Check out our map to see how much ground we've covered on the road to fairness!
Ottawa (23 July 2014) — It has been just over a year since the 2013 Convention where delegates of the National Union of Public and General Employees committed to taking the All Together Now! campaign to the road to find out how people are dealing with the effects of income inequality in their communities.
National tour talking to Canadians about the problem of growing income inequality
The first leg of the ATN campaign's Fairness Express, which will span every province across Canada, started in the Atlantic provinces in September 2013. For more than six weeks, the Fairness Express traveled thousands of miles, with its team talking to Atlantic Canadians at festivals and markets, at air shows, and in downtown cores, in shopping malls and parking stalls about how they are managing in the aftermath of one of the worst financial crises in our history.
The recession may have started in 2008, but many people, in Canada and around the world, are still feeling its effects. Factories have been shuttered, people have been laid off or have seen their wages reduced, and public services are being cut back. We are seeing more and more privatization of public services and it is getting harder for people to stand up against the bad behaviour of employers. Employment insurance rules have been tightened, making it harder for people to get the support they need. And prices continue to rise.
All this is happening while banks get bailed out, corporations get government incentives to reinvest in infrastructure and industry — but instead they sit on the money. Estimates put the figure that private companies are holding onto at $626 billion instead of using it to create jobs. Corporations continue to make use of lucrative tax loopholes to avoid paying taxes on profits. The wealthiest of Canadians are sending their money offshore to tax havens to evade tax authorities, or they are setting up corporations to funnel their money into to avoid paying taxes on their full wealth. Recent reports say that the gap between the ultra wealthy and the rest of us is actually much worse than previously reported.
People know the system is rigged and are eager to change it
The stories that have been shared with our teams on the Fairness Express have a constant refrain: People know there is something wrong in the system. It's fixed, and the odds are not in our favour.
In Atlantic Canada, young people are moving away more than ever before because they cannot find work in their communities. As towns shrink, public services vanish. People are left without the support and infrastructure they need to survive.
In Ontario, people talked about taking on multiple jobs now that the one main factory in their hometown has closed. People shared their stories of worry and fear for the future. For another six weeks, from Windsor to Kenora, communities turned out to tell the Fairness Express engagers what they think needs to be changed and why. Engagers shared the stories from other communities, and people realized they weren't alone in this struggle for a fairer Canada. They were grateful to see that there are people on their side trying to improve things for everyone.
In Manitoba, it has been the same story. People sharing how much they value quality public services and how they understand that decent jobs help communities thrive. They know what kind of country they want to live in and know that we have a ways to go yet.
In every region of the country so far, people want to engage in meaningful ways to protect and improve all the good things we have in our lives. They want to work to make life better for everyone around them, not just for the chosen few. They know that by sharing ideas, building connections and working together, we have the ability to convince people that we can have a strong and prosperous country without engaging in a race to the bottom.

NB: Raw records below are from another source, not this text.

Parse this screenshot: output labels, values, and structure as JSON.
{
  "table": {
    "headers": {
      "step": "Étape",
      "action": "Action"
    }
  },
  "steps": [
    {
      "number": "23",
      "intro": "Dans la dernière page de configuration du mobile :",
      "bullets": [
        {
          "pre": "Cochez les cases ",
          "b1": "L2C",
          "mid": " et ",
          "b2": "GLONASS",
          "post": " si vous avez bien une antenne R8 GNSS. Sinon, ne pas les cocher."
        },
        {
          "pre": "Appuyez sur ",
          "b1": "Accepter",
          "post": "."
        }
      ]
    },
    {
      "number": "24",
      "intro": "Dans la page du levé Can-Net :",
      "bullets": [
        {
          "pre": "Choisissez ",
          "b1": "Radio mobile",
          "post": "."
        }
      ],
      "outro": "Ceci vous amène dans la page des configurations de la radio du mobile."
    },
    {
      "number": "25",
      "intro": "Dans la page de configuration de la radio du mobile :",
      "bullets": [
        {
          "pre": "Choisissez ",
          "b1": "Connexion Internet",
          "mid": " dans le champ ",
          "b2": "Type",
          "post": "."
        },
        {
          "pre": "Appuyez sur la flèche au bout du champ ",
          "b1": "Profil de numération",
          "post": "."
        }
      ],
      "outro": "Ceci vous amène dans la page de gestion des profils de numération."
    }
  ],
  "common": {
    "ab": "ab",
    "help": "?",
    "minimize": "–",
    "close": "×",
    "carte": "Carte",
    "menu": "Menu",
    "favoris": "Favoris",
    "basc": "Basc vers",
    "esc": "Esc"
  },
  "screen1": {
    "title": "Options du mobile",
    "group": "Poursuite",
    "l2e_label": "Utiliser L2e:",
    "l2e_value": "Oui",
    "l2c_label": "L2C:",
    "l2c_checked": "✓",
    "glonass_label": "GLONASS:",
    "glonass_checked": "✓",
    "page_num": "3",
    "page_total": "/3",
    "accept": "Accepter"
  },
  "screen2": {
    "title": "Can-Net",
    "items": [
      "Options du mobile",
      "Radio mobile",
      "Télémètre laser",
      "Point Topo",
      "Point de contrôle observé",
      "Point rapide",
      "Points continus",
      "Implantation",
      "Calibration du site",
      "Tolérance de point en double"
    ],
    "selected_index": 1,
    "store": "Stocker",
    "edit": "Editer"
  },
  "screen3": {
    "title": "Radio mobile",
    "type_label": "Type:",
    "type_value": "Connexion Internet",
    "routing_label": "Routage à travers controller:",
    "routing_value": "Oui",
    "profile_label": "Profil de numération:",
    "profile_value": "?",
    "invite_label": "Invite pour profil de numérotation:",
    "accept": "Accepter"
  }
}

Where we've been, where we're headed
When the All Together Now! campaign started there was little desire to talk about tax fairness or income inequality. Now, the issue is mainstream. Public discourse has changed and we need to keep pushing the issues forward.
We've covered a lot of ground to get to this point. To see everywhere we've been so far, check out our online map! As the Fairness Express continues its journey to British Columbia, Alberta and Saskatchewan, more conversations will be shared and connections made to keep this movement for fairness growing.
We need you to be a part of it! Join us!
The National Union of Public and General Employees (NUPGE) is one of Canada's largest labour organizations with over 340,000 members. Our mission is to improve the lives of working families and to build a stronger Canada by ensuring our common wealth is used for the common good. NUPGE